Alcohol crosses the placental barrier and can stunt fetal growth or weight, create distinctive facial stigmata, damage neurons and brain structures, and cause other physical, mental, or behavioral problems.[3][4][5] Surveys found that in the United States, 10–15% of pregnant women report having recently used alcohol, and up to 30% use alcohol at some point during pregnancy.[6][7][8] The main effect of FAS is permanent central nervous system damage, especially to the brain. Developing brain cells and structures are underdeveloped or malformed by prenatal alcohol exposure, often creating an array of primary cognitive and functional disabilities (including poor memory, attention deficits, impulsive behavior, and poor cause-effect reasoning) as well as secondary disabilities (for example, mental health problems, and drug addiction).[5][9] The risk of brain damage exists during each trimester, since the fetal brain develops throughout the entire pregnancy.[10]
Fetal alcohol exposure is the leading known cause of mental retardation in the Western world.[11][dubiousdiscuss] In the United States the FAS prevalence rate is estimated to be between 0.2 and 2.0 cases per 1,000 live births, comparable to or higher than other developmental disabilities such as Down syndrome or spina bifida.[12][dubiousdiscuss] The lifetime medical and social costs of each child with FAS are estimated to be as high as US$800,000.[13] http://en.wikipedia.org/wiki/Fetal_alcohol_syndrome

Signs and Symptoms

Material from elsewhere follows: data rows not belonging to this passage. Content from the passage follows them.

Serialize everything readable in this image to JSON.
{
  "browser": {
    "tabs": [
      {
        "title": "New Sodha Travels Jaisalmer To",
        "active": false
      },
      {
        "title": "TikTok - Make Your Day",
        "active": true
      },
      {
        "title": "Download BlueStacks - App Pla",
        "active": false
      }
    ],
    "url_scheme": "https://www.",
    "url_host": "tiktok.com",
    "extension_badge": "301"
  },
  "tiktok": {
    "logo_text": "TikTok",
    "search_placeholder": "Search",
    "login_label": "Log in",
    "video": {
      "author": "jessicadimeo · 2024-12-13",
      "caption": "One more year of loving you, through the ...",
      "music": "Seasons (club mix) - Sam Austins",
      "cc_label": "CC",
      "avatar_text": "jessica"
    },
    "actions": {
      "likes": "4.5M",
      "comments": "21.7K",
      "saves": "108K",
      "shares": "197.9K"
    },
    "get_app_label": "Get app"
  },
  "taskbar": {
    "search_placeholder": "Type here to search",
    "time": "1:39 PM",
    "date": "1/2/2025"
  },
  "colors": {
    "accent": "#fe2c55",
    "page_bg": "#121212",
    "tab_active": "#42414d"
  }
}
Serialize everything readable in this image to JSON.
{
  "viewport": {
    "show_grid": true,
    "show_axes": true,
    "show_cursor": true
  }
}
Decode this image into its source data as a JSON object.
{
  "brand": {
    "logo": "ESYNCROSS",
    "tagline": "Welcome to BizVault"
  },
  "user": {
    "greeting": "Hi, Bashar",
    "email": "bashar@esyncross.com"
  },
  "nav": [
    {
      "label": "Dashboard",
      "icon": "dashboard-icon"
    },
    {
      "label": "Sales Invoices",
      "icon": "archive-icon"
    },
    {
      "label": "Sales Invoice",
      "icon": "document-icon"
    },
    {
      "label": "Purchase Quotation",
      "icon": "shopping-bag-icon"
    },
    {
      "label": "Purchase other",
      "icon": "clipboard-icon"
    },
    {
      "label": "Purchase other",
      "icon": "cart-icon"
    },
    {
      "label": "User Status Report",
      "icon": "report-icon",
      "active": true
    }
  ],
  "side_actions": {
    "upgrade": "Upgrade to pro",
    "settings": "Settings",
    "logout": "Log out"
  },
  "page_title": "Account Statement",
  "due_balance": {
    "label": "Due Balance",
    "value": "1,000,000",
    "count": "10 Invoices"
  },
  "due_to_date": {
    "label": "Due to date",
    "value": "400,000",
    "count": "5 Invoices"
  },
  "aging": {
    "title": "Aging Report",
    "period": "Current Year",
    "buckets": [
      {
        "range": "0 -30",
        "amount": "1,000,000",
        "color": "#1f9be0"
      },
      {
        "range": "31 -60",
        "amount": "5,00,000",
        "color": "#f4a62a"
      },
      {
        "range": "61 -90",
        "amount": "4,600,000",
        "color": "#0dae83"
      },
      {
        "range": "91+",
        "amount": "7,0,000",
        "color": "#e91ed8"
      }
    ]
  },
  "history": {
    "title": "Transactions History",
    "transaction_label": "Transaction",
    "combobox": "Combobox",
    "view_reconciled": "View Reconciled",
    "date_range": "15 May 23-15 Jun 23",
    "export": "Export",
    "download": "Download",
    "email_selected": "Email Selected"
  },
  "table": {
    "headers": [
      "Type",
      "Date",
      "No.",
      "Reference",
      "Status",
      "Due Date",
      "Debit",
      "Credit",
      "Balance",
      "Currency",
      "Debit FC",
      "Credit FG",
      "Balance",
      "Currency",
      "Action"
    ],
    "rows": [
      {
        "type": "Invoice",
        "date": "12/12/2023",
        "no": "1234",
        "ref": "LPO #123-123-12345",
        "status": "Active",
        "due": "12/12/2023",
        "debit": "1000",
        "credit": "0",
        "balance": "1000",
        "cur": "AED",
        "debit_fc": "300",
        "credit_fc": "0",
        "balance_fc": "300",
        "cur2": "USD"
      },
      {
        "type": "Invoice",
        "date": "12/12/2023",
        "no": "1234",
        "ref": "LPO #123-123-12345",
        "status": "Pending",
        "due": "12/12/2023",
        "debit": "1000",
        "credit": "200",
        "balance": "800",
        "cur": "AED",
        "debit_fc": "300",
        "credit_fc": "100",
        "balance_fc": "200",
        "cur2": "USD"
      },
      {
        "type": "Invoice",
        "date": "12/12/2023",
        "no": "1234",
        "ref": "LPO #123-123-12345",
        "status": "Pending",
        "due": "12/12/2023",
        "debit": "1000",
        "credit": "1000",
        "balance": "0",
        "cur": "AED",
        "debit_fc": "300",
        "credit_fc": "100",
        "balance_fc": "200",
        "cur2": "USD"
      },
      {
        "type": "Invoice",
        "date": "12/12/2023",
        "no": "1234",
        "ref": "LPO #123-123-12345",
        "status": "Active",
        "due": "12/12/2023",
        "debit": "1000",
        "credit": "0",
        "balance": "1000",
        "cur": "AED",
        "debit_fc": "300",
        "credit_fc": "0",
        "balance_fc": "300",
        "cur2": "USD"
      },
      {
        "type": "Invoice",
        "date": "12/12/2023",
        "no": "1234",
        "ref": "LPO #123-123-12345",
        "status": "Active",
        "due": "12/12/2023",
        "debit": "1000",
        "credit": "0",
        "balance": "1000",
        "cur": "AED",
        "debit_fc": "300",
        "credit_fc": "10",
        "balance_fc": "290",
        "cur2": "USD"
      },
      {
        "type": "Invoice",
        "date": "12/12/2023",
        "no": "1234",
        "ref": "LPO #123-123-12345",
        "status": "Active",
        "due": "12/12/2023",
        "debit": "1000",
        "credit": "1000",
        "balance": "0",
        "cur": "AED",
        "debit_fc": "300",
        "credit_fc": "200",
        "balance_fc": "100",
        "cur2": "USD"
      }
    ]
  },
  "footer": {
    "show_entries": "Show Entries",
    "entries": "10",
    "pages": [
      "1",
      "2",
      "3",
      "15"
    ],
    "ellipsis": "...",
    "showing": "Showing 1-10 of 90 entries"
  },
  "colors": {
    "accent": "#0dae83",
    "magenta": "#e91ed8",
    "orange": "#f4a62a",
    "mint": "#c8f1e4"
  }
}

If you adopted a child or consumed alcohol during pregnancy and are concerned that your child may have FAS, watch for characteristics of the syndrome, which include: low birth weight, small head circumference, failure to thrive, developmental delay, organ dysfunction, facial abnormalities, including smaller eye openings, flattened cheekbones, and indistinct philtrum (an underdeveloped groove between the nose and the upper lip), epilepsy, poor coordination/fine motor skills, poor socialization skills, such as difficulty building and maintaining friendships and relating to groups, lack of imagination or curiosity, learning difficulties, including poor memory, inability to understand concepts such as time and money, poor language comprehension, poor problem-solving skills, behavioral problems, including hyperactivity, inability to concentrate, social withdrawal, stubbornness, impulsiveness, and anxiety http://kidshealth.org/parent/medical/brain/fas.html

FASD Widespread Among Inmates, Yet Overlooked Study Says

According to a new report, individuals with FASD are at high risk for coming into contact with the criminal justice system, and as a result FASD is pervasive among both male and female inmate populations across the U.S. The report emphasizes an earlier finding that sixty percent of individuals ages 12 and older with FASD have been in trouble with authorities, charged or convicted, at some point in their lifetime. http://www.nofas.org/